The absence of a comma after the word "Judge," and the fact that the word is capitalized, could lead one to believe on a quick reading that Vargas-Rodriguez is already a judge, the motion says.

The motion sites as its legal basis Election Code Sec. 18350, and Canon 5 of the Code of Judicial Ethics. Sec. 18350 bars candidates from implying by their "statements or conduct that he or she is or has been acting in the capacity of a public officer when that is not the case."

Canon 5 states "a candidate for election or appointment to judicial office shall not....(2) knowingly misrepresent the identity, qualifications, present position or any other fact concerning the candidate or his or her opponent."

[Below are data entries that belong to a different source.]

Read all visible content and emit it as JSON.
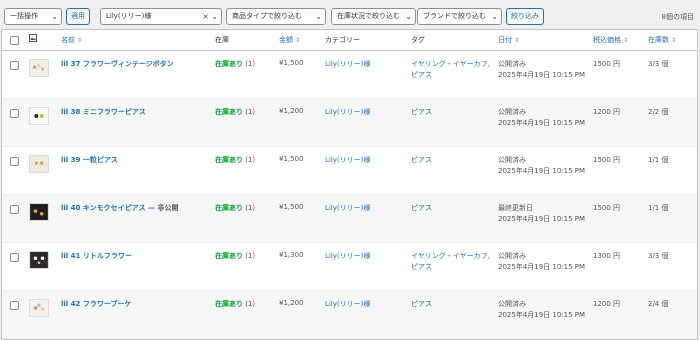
{
  "filters": {
    "bulk": "一括操作",
    "apply": "適用",
    "category": "Lily(リリー)様",
    "type": "商品タイプで絞り込む",
    "stock": "在庫状況で絞り込む",
    "brand": "ブランドで絞り込む",
    "submit": "絞り込み",
    "count": "8個の項目"
  },
  "columns": {
    "name": "名前",
    "stock": "在庫",
    "price": "金額",
    "category": "カテゴリー",
    "tag": "タグ",
    "date": "日付",
    "tax_price": "税込価格",
    "qty": "在庫数"
  },
  "rows": [
    {
      "name": "lil 37 フラワーヴィンテージボタン",
      "suffix": "",
      "stock": "在庫あり",
      "stock_n": "(1)",
      "price": "¥1,500",
      "category": "Lily(リリー)様",
      "tag1": "イヤリング・イヤーカフ,",
      "tag2": "ピアス",
      "status": "公開済み",
      "date": "2025年4月19日 10:15 PM",
      "tax": "1500 円",
      "qty": "3/3 個"
    },
    {
      "name": "lil 38 ミニフラワーピアス",
      "suffix": "",
      "stock": "在庫あり",
      "stock_n": "(1)",
      "price": "¥1,200",
      "category": "Lily(リリー)様",
      "tag1": "ピアス",
      "tag2": "",
      "status": "公開済み",
      "date": "2025年4月19日 10:15 PM",
      "tax": "1200 円",
      "qty": "2/2 個"
    },
    {
      "name": "lil 39 一粒ピアス",
      "suffix": "",
      "stock": "在庫あり",
      "stock_n": "(1)",
      "price": "¥1,500",
      "category": "Lily(リリー)様",
      "tag1": "ピアス",
      "tag2": "",
      "status": "公開済み",
      "date": "2025年4月19日 10:15 PM",
      "tax": "1500 円",
      "qty": "1/1 個"
    },
    {
      "name": "lil 40 キンモクセイピアス",
      "suffix": " — 非公開",
      "stock": "在庫あり",
      "stock_n": "(1)",
      "price": "¥1,500",
      "category": "Lily(リリー)様",
      "tag1": "ピアス",
      "tag2": "",
      "status": "最終更新日",
      "date": "2025年4月19日 10:15 PM",
      "tax": "1500 円",
      "qty": "1/1 個"
    },
    {
      "name": "lil 41 リトルフラワー",
      "suffix": "",
      "stock": "在庫あり",
      "stock_n": "(1)",
      "price": "¥1,300",
      "category": "Lily(リリー)様",
      "tag1": "イヤリング・イヤーカフ,",
      "tag2": "ピアス",
      "status": "公開済み",
      "date": "2025年4月19日 10:15 PM",
      "tax": "1300 円",
      "qty": "3/3 個"
    },
    {
      "name": "lil 42 フラワーブーケ",
      "suffix": "",
      "stock": "在庫あり",
      "stock_n": "(1)",
      "price": "¥1,200",
      "category": "Lily(リリー)様",
      "tag1": "ピアス",
      "tag2": "",
      "status": "公開済み",
      "date": "2025年4月19日 10:15 PM",
      "tax": "1200 円",
      "qty": "2/4 個"
    }
  ],
  "colors": {
    "link": "#2271b1",
    "in_stock": "#00a32a",
    "border": "#c3c4c7"
  },
  "icons": {
    "select": "chevron-down-icon",
    "clear": "close-icon",
    "sort": "sort-icon",
    "image_col": "image-icon"
  }
}
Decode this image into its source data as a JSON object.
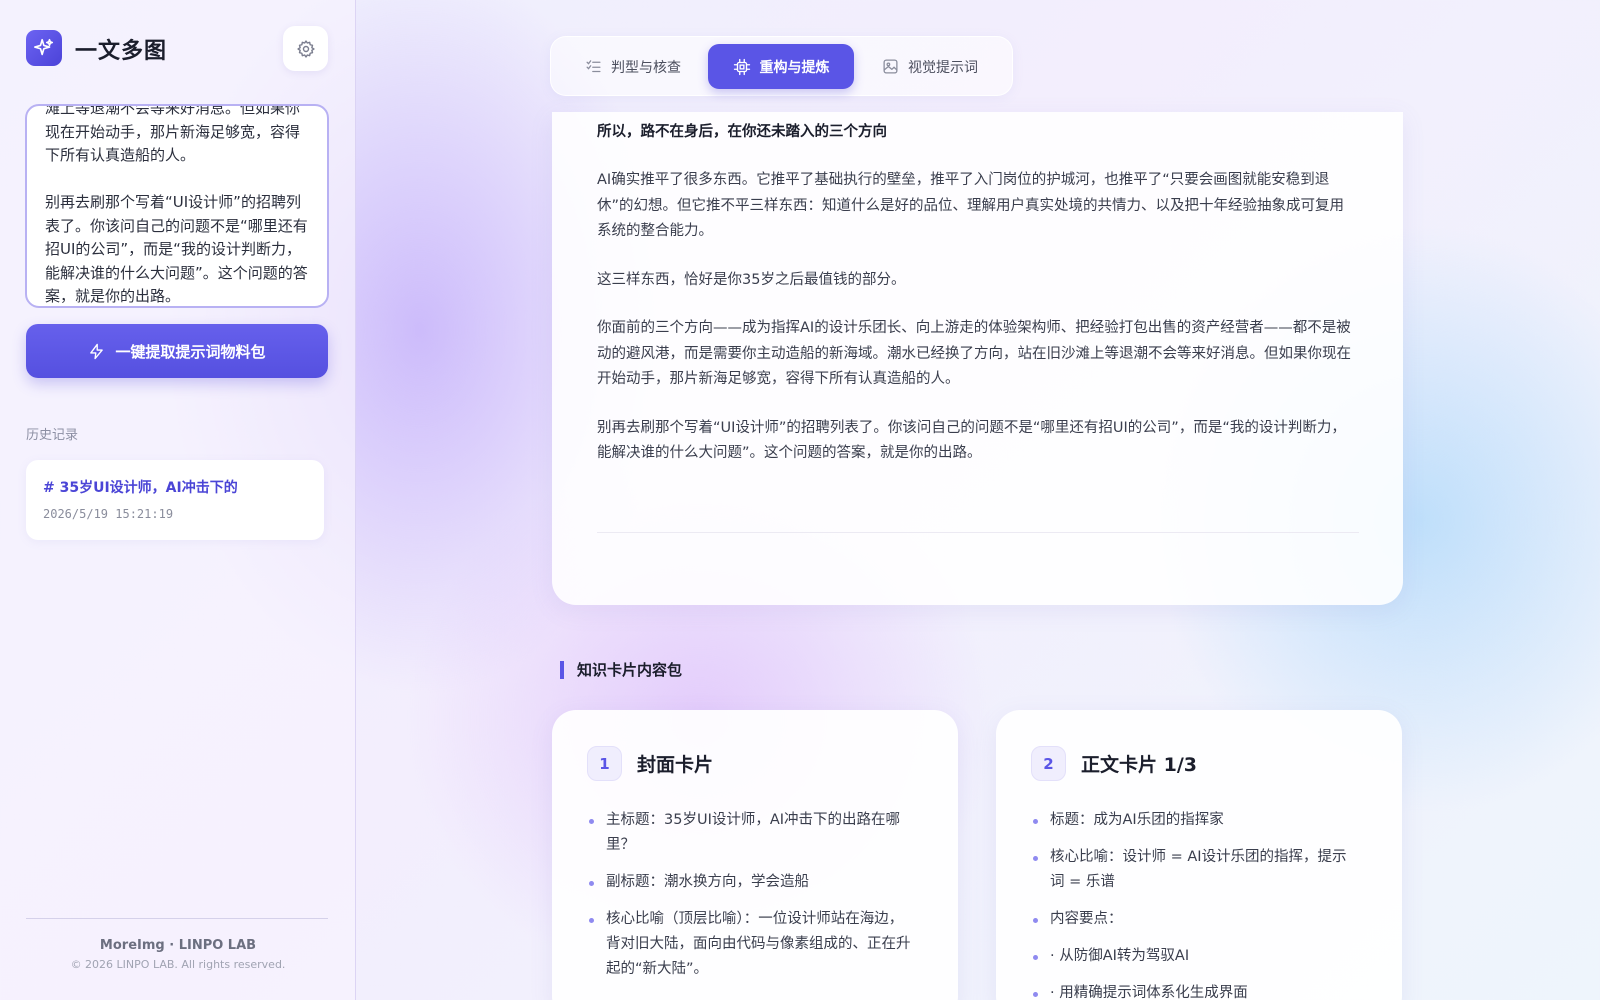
{
  "app": {
    "title": "一文多图"
  },
  "sidebar": {
    "settings_icon": "gear-icon",
    "source_text": "滩上等退潮不会等来好消息。但如果你现在开始动手，那片新海足够宽，容得下所有认真造船的人。\n\n别再去刷那个写着“UI设计师”的招聘列表了。你该问自己的问题不是“哪里还有招UI的公司”，而是“我的设计判断力，能解决谁的什么大问题”。这个问题的答案，就是你的出路。",
    "extract_button": "一键提取提示词物料包",
    "history_heading": "历史记录",
    "history": [
      {
        "title": "# 35岁UI设计师，AI冲击下的",
        "time": "2026/5/19 15:21:19"
      }
    ],
    "footer_brand": "MoreImg · LINPO LAB",
    "footer_copy": "© 2026 LINPO LAB. All rights reserved."
  },
  "tabs": [
    {
      "label": "判型与核查",
      "icon": "checklist-icon",
      "active": false
    },
    {
      "label": "重构与提炼",
      "icon": "cpu-icon",
      "active": true
    },
    {
      "label": "视觉提示词",
      "icon": "image-icon",
      "active": false
    }
  ],
  "article": {
    "heading": "所以，路不在身后，在你还未踏入的三个方向",
    "paragraphs": [
      "AI确实推平了很多东西。它推平了基础执行的壁垒，推平了入门岗位的护城河，也推平了“只要会画图就能安稳到退休”的幻想。但它推不平三样东西：知道什么是好的品位、理解用户真实处境的共情力、以及把十年经验抽象成可复用系统的整合能力。",
      "这三样东西，恰好是你35岁之后最值钱的部分。",
      "你面前的三个方向——成为指挥AI的设计乐团长、向上游走的体验架构师、把经验打包出售的资产经营者——都不是被动的避风港，而是需要你主动造船的新海域。潮水已经换了方向，站在旧沙滩上等退潮不会等来好消息。但如果你现在开始动手，那片新海足够宽，容得下所有认真造船的人。",
      "别再去刷那个写着“UI设计师”的招聘列表了。你该问自己的问题不是“哪里还有招UI的公司”，而是“我的设计判断力，能解决谁的什么大问题”。这个问题的答案，就是你的出路。"
    ]
  },
  "section": {
    "title": "知识卡片内容包"
  },
  "cards": [
    {
      "number": "1",
      "title": "封面卡片",
      "items": [
        "主标题：35岁UI设计师，AI冲击下的出路在哪里？",
        "副标题：潮水换方向，学会造船",
        "核心比喻（顶层比喻）：一位设计师站在海边，背对旧大陆，面向由代码与像素组成的、正在升起的“新大陆”。"
      ]
    },
    {
      "number": "2",
      "title": "正文卡片 1/3",
      "items": [
        "标题：成为AI乐团的指挥家",
        "核心比喻：设计师 = AI设计乐团的指挥，提示词 = 乐谱",
        "内容要点：",
        "· 从防御AI转为驾驭AI",
        "· 用精确提示词体系化生成界面"
      ]
    }
  ]
}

Vargas-Rodriguez, a sole practitioner and frequent judge pro tem, won 38 percent of the March vote. Martinez, who has served on the bench since his 1981 appointment, garnered 35 percent. California Association of Realtors attorney Llewellyn Chin won 27 percent and was eliminated.

After the election, Martinez blamed his poor showing on "pretty negative" mail from Vargas-Rodriguez in the last few days of the campaign. He said at the time that he intended "to set the record straight" and "to deal with the false allegations and half-truths."

Martinez dropped judicial campaign powerhouse Cerrell Associates, Inc. in favor of Siegal & Nicholl, a consulting firm with no prior experience in judicial campaigns.

Martinez grew up in Long Beach and attended the University of Oregon and the University of Pittsburgh. He graduated from Loyola Law School in 1968, served in the Army and worked at the Los Angeles Center for Law and Justice and in private practice. He was appointed to the Alhambra Municipal Court by Gov. Jerry Brown in 1981.

Vargas-Rodriguez grew up in Los Angeles and graduated from Loyola Law School in 1973. She is a part-time professor at People's College of Law, a school she helped found.


Copyright Metropolitan News Company, 2000